_Problem to solve:_
If a line holds the word "script", copy it from the entries.

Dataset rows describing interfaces
* * * *
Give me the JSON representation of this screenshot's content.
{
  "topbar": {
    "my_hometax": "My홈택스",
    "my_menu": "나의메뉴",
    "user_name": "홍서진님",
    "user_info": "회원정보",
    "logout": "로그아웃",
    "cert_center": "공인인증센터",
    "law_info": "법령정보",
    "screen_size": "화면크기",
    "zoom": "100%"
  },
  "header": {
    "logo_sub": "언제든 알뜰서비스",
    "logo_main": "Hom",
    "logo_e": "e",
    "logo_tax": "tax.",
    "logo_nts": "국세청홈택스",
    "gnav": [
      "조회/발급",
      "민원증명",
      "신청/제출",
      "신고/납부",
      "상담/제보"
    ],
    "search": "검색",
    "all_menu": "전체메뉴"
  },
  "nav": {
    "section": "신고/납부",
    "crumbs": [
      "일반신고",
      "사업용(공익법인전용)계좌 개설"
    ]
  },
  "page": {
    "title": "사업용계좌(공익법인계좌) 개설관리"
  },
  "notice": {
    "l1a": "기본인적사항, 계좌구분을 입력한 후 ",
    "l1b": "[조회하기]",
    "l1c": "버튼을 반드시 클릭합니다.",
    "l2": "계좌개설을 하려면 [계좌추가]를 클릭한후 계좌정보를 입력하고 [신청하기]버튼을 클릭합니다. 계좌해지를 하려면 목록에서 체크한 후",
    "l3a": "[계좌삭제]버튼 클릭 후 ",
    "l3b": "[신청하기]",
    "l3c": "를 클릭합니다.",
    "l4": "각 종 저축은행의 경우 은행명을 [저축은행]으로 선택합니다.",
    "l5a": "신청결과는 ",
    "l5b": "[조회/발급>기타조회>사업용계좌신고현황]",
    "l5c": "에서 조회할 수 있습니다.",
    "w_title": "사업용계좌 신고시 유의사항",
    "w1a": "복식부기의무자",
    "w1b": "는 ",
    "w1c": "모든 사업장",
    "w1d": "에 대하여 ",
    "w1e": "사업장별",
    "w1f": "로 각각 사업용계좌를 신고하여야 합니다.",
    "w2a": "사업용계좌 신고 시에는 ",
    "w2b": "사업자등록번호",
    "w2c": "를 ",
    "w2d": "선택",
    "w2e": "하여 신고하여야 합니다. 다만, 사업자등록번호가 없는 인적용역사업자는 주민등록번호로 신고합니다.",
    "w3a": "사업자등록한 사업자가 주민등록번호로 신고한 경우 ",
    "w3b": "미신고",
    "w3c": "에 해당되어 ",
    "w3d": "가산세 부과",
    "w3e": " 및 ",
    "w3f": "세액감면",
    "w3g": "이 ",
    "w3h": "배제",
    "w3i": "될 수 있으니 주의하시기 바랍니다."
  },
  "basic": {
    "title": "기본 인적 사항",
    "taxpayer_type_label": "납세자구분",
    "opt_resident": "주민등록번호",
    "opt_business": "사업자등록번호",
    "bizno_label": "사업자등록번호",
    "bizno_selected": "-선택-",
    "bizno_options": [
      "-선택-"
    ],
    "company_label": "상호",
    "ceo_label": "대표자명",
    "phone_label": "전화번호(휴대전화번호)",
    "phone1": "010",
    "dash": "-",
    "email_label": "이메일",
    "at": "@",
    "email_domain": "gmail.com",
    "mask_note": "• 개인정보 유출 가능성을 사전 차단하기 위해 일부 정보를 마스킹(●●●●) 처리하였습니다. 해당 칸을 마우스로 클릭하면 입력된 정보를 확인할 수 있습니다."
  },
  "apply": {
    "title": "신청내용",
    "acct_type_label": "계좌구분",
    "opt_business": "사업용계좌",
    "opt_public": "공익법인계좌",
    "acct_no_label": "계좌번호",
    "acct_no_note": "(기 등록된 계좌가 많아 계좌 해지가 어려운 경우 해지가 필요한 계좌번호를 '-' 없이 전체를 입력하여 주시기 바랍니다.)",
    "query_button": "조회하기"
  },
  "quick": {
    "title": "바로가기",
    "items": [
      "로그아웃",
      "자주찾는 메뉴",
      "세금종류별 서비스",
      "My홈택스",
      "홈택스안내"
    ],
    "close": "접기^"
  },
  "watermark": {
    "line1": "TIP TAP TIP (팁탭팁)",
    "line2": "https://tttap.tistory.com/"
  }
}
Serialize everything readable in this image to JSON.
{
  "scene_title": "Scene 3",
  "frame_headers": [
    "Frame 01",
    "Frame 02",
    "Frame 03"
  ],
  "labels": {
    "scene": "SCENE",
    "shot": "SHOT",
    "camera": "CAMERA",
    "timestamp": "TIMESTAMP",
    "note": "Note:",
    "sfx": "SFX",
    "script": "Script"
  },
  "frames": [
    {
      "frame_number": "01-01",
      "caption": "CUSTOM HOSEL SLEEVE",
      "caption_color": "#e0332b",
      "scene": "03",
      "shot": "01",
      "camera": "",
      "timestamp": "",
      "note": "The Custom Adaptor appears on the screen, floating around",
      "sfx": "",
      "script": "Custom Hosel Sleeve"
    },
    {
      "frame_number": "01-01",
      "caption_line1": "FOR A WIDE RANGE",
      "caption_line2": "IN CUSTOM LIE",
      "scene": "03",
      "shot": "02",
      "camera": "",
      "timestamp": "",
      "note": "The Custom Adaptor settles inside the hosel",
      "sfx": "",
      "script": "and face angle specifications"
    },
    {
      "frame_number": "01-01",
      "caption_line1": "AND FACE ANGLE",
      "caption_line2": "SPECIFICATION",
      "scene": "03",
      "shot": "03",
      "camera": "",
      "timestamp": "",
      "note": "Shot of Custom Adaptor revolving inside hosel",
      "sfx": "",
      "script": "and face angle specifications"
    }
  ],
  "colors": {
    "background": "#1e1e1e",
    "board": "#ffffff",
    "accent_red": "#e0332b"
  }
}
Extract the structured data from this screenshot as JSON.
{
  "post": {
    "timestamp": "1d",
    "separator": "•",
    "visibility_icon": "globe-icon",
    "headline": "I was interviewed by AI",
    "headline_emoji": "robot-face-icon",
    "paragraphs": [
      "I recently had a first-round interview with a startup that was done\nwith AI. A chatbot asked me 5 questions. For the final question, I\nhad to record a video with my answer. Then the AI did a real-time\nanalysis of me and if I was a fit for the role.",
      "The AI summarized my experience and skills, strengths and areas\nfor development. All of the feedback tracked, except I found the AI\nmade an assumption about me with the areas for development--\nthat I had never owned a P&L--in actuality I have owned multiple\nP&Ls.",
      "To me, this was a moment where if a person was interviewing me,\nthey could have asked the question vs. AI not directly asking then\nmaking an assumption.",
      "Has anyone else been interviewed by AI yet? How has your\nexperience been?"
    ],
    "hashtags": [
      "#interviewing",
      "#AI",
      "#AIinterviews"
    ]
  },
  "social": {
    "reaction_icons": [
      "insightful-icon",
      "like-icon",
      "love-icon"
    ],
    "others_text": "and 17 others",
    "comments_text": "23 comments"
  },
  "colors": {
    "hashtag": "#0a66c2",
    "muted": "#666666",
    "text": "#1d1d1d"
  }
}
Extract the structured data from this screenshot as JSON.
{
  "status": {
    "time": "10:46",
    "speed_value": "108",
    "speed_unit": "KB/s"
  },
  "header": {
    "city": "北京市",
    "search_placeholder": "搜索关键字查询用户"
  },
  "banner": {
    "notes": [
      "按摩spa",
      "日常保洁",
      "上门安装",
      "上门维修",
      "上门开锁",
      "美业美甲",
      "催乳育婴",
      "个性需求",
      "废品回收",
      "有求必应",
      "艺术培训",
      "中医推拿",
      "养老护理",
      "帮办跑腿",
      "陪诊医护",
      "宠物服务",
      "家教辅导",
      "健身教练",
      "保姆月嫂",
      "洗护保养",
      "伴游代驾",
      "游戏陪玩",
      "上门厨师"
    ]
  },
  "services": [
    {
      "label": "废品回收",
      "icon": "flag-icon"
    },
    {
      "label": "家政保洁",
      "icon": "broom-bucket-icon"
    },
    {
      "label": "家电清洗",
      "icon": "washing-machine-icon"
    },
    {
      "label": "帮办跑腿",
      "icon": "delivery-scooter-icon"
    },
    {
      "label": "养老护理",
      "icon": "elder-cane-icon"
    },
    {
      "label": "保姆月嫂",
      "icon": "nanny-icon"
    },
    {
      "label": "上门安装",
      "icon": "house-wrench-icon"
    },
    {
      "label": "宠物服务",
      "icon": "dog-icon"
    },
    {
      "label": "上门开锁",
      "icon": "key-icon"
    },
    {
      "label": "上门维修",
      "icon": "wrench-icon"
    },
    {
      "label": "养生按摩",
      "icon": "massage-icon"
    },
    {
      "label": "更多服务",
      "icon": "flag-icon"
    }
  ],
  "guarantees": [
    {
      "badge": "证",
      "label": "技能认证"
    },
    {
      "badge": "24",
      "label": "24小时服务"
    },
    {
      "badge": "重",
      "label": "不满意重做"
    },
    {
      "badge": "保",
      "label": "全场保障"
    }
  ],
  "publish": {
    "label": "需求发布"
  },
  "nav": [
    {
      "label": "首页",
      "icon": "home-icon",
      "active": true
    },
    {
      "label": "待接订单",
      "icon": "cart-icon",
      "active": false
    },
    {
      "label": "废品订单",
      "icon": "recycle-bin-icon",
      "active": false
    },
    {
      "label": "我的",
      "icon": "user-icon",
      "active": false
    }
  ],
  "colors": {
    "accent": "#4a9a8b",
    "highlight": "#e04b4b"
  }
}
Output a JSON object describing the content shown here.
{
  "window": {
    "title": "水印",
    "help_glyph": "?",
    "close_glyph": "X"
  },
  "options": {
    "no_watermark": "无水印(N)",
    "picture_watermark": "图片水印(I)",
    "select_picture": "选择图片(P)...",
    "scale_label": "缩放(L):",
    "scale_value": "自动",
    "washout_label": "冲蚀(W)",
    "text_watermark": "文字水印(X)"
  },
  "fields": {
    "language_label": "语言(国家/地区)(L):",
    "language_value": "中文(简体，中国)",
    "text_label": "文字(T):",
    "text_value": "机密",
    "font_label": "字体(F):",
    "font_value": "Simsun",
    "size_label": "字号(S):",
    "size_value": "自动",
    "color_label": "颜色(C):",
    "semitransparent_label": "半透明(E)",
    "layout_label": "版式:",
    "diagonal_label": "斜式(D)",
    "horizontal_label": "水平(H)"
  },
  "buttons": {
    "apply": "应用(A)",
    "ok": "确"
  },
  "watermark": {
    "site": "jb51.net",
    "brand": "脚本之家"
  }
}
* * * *
_Exercise output:_
    "script": "Script"
      "script": "Custom Hosel Sleeve"
      "script": "and face angle specifications"
      "script": "and face angle specifications"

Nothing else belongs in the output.